or Connect
New Posts  All Forums:

Posts by ArthurJ

Quote: Originally Posted by beanpoppa If it's so dangerous to lay a plasma on it's side, why don't manufacturers put tilt sensors on the boxes? It seems it would save the manufacturers a lot of $ in warranty claims if it's so dangerous to the TV? Some people say that they used to. Some people also claim that they still do, but it's hidden inside the case (sounds like mythology to me, but who knows?). In any case, this information is only of...
If you cared about contrast ratio, you would probably get a plasma panel instead of an LCD. Published numbers for both types and all brands are wildly exaggerated, but they can probably be used as a rough relative guide if you just divide by 10. If you want to see what the fuss is about, here's a set of examples comparing the photos of picture on an LCD screen (Westinghouse) and a plasma (Vizio) to the original digital image from the DVD:...
Quote: Originally Posted by martyj19 Personally, I trust Techniwizard, who may not be someone you would acknowledge to be an expert, but is definitely in the business of servicing plasmas. He is the one who said that the cells could be damaged and that the damage would show up down the road in shortened lifespan. Knowing something of how plasma cells are constructed, I find it difficult to picture how a cell could be damaged by flexing of the...
The pulse-width-modulation effect discussed in the above-referenced paper, which we are assuming is the cause of the rainbow effect on a plasma screen, affects LCDs equally. The paper discusses the effect mainly on LCDs, with a passing mention that it affects plasma screens too. It's far worse on single-chip DLPs because of the sequential color projection. On an LCD or plasma, what you're seeing from one RGB pixel in a 1/60th second frame interval might be something...
Here's a technical paper on how eye tracking interacts with pulse-width-modulated displays (including all DLP, plasma and LCD displays): http://www.poynton.com/papers/Motion...yal/index.html Their main point is that CRTs escaped this effect because the screens were small, resulting in small angle change for moving objects in the picture, and the persistence of CRT screen phosphors is very short. It seems to indicate the possibility of seeing rainbow effect on a...
I think we're mixing up some different effects here. Regarding LEDs: LEDs are a continuous monochromatic light source - they don't strobe or flicker. You could see them leave a strobing trail as your eyes move, but this is because your eyes move in microjumps and the LED brake lights are very bright. Regarding seeing rainbow effect with 3-chip DLPs: whatever you're seeing, it's not rainbow effect. 3-chip DLP systems don't have rainbow effect. If you see some sort...
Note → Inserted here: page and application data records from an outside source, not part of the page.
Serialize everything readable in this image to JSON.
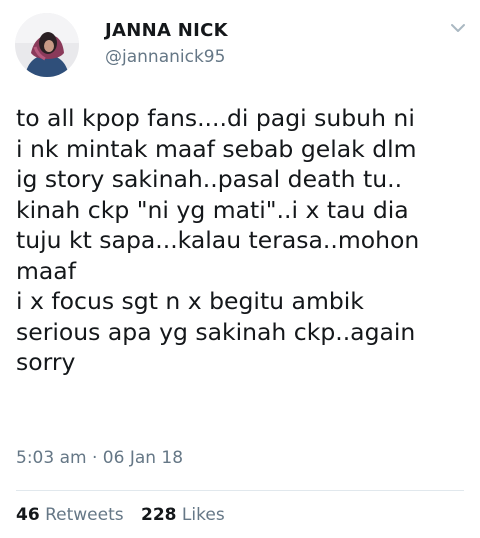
{
  "user": {
    "name": "JANNA NICK",
    "handle": "@jannanick95"
  },
  "tweet": {
    "lines": [
      "to all kpop fans....di pagi subuh ni",
      "i nk mintak maaf sebab gelak dlm",
      "ig story sakinah..pasal death tu..",
      "kinah ckp \"ni yg mati\"..i x tau dia",
      "tuju kt sapa...kalau terasa..mohon",
      "maaf",
      "i x focus sgt n x begitu ambik",
      "serious apa yg sakinah ckp..again",
      "sorry"
    ],
    "time": "5:03 am",
    "separator": "·",
    "date": "06 Jan 18"
  },
  "stats": {
    "retweets_count": "46",
    "retweets_label": "Retweets",
    "likes_count": "228",
    "likes_label": "Likes"
  },
  "icons": {
    "avatar": "profile-photo",
    "menu": "chevron-down-icon"
  },
  "colors": {
    "text": "#14171a",
    "secondary": "#657786",
    "divider": "#e1e8ed"
  }
}
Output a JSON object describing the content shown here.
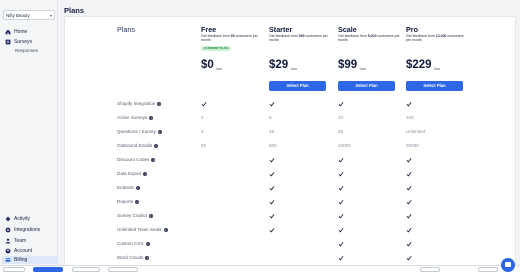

There's no need to freak out about the possibility of hidden damage from transporting a plasma panel laying flat, as long as you're careful not to stress the glass so much that you break it. You'll get lots of dire warnings about it, but frankly nobody here is an expert on this topic - they're all speculating. I've seen lots of posts from people who said that they were forced to transport their plasma panel home from the store laying flat. They all said they were careful,...
It could be a defect, but the one-inch vertical strip pattern doesn't sound like any failure mode I've heard of on the Panasonic plasma, and the segments from which the panel is made aren't that shape. Just guessing from what you've described, but it sounds like a case of image retention - i.e., somebody displayed a bright 1-inch vertical strip down the right side of your screen for long enough to stick. That very typically causes the area to appear slightly blacker in...
Actually the test you folks are referring to was a test for 3:2 pulldown at 1080i, which has nothing to do with the original poster's question about SD, which is 480i. Most current sets, including Panasonic plasmas, pass the 480i test. Most current sets fail the 1080i test. In theory there's nothing stopping an LCD from having a good SD picture, but in practice most don't. Personally I think the problem is with their color processing, not the de-interlacer or the...
Technically all these points are correct, although you have to allow for some marketing hyperbole as usual. It's true that many LCDs cannot reproduce the full HD color gamut, but that's a relatively minor fault. Panasonic has recently made a big deal out of the fact that they've eliminated the need for leaded glass in their 2006 panels. LCD panels with flourescent backlights use some mercury, just as all flourescent lamps do. I think they're stretching a bit to...
New Posts  All Forums: